Thank you for forwarding a copy of the unpublished January 7, 2005 Decision and Judgment in NY1 News v. New York State Urban Development Corporation, New York County. In response to your request, we have removed Advisory Opinion No. 14583 from our website.
Although you have not requested it, we would like to take this opportunity to comment on the contents of the decision and perhaps offer some clarification. In its decision, the court acknowledged the existence of the jury as an agency, as defined by the Freedom of Information Law, but failed to include any consideration of the Open Meetings Law, limiting its discussion to application of the Freedom of Information Law only. In our opinion, had the court considered application of the Open Meetings Law, it is likely that it would have reached a different result.
In this regard, we note that the Freedom of Information Law pertains to agency records, and §86(3) of that statute defines the term "agency" to mean:
"any state or municipal department, board, bureau, division, commission, committee, public authority, public corporation, council, office or other governmental entity performing a governmental or proprietary function for the state or any one or more municipalities thereof, except the judiciary or the state legislature."
A public authority is a public corporation. Therefore, any public authority, such as the New York State Urban Development Corporation and its subsidiary the Empire State Development Corporation, would constitute an "agency", a governmental entity, that is subject to the Freedom of Information Law.
On pages three and four of its decision, the court indicates the rationale for its determination that the "jury" is an "agency" within the meaning of the Freedom of Information Law. As described by the court, the jury consists of thirteen individuals charged with the responsibility of conducting a competition and ultimately selecting a plan for a permanent memorial at the World Trade Center site. Contrary to petitioner’s argument, the court concluded that the jury was not merely advisory, but rather,
"... invested with complete decision-making authority, as evidenced by the guidelines for the memorial competition. . . . [which] clearly underpinned the understanding of the committee itself, as it thanked the respondent, the governor, the mayor, and the public in its January 13, 2004 statement for having granted it ‘complete authority and automomy to make this very difficult, but crucially important decision.’ [Emphasis Added]." P. 4.
The court further held that:
"Petitioner’s further argument that such a complete delegation of authority would have been illegal is unfounded as a matter of law."
We are in agreement with the judicial determination that the jury fits the definition of agency. In our opinion, if the jury would not exist but for its relationship with a public authority, and if it carries out its duties solely for or on behalf of an agency, it, too, would constitute an "agency" required to comply with the Freedom of Information Law.
What is lacking from the judicial decision, however, is the corresponding analysis regarding the Open Meetings Law. If the preceding assumptions and conclusions are accurate, the jury would be subject to the Open Meetings Law. That statute is applicable to public bodies, and §102(2) defines the phrase "public body" to include:

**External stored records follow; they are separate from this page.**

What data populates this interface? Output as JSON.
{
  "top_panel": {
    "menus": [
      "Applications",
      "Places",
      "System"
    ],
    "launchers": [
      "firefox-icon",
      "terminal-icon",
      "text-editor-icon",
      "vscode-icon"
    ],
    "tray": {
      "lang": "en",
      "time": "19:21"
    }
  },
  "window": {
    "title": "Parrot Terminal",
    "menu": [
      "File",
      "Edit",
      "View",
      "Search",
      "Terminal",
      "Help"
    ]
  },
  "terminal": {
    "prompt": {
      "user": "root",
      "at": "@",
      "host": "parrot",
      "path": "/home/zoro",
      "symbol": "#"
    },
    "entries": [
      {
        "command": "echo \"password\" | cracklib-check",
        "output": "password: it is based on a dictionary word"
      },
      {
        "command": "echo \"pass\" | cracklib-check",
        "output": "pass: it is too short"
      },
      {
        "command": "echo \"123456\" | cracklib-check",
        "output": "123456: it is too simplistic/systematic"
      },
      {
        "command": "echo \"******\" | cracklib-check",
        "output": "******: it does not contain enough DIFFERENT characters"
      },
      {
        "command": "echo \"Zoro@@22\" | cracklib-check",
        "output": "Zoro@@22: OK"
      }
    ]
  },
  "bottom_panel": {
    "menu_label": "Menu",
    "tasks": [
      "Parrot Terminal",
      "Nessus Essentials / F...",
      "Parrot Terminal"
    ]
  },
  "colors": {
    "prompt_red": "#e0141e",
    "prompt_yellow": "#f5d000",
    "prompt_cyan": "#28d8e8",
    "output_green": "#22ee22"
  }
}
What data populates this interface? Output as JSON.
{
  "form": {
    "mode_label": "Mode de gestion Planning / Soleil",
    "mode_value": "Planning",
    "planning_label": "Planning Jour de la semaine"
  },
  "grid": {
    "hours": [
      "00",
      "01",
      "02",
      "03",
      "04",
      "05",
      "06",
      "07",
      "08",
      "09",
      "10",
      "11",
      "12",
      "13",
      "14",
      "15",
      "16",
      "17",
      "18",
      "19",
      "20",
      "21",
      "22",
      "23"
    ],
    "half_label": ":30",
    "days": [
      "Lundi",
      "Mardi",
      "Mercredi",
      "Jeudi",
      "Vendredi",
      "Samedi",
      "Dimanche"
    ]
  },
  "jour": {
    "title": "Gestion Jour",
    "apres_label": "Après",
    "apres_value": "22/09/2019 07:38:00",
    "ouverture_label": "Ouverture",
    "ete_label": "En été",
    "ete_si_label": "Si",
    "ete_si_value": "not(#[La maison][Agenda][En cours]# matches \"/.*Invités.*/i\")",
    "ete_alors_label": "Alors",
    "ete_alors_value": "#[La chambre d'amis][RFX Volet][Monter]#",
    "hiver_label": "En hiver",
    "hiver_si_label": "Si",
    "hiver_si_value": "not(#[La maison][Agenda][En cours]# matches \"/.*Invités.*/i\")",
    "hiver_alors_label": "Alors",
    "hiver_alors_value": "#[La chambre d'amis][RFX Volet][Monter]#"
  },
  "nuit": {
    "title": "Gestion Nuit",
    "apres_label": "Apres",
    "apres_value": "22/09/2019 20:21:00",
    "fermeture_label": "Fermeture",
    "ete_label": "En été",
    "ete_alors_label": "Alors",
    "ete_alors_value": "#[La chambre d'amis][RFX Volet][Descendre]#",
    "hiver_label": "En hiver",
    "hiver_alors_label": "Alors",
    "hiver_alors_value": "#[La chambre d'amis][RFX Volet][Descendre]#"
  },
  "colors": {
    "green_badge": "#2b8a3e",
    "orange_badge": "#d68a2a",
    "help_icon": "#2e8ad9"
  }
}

"...any entity for which a quorum is required in order to conduct public business and which consists of two or more members, performing a governmental function for the state or for an agency or department thereof, or for a public corporation as defined in section sixty-six of the general construction law, or committee or subcommittee or other similar body of such public body."
Again, assuming that the court is correct and that the jury carries out its duties solely for or on behalf of an agency, we believe that it is an entity that conducts public business and performs a governmental function for a public corporation, i.e., a public authority. If that is so, it is a public body that falls within the coverage of the Open Meetings Law.
Like the Freedom of Information Law, the Open Meetings Law is based on a presumption of openness. Meetings of public bodies must be conducted open to the public, except to the extent that an executive session may be conducted in accordance with §105(1) of the Open Meetings Law. When the jury met, on August 7, 2003, with Mayor Michael Bloomberg, Governor George Pataki, and former Mayor Rudolph Guiliani, therefore, it is our opinion that the meeting should have been open to the public.
The court’s further analysis, that those portions of the video recording which reflect inter-agency communications between the Empire State Development Corporation, the Mayor and the Governor which are not statistical or factual information or data would be inconsistent with a finding that the jury’s meetings are subject to the Open Meetings Law. If the press and the public should have been permitted to attend the meeting of the jury (assuming a quorum was present), it is our opinion that there would be no ground for denying access to the videotape recording in its entirety. Further, we disagree that the exchange between the jury and former Mayor Giuliani could properly be characterized as "inter-agency" in nature. In short, Giuliani was not a public officer or employee during that exchange and therefore would not have been an officer or employee of an agency.
In short, if the jury is an "agency" and a "public body", which we believe it to be, meetings of the jury would be governed by all aspects of the Open Meetings Law, including provisions concerning notice, minutes and public access.
Thank you for bringing this decision to our attention.
Camille S. Jobin-Davis
cc: Monica Iken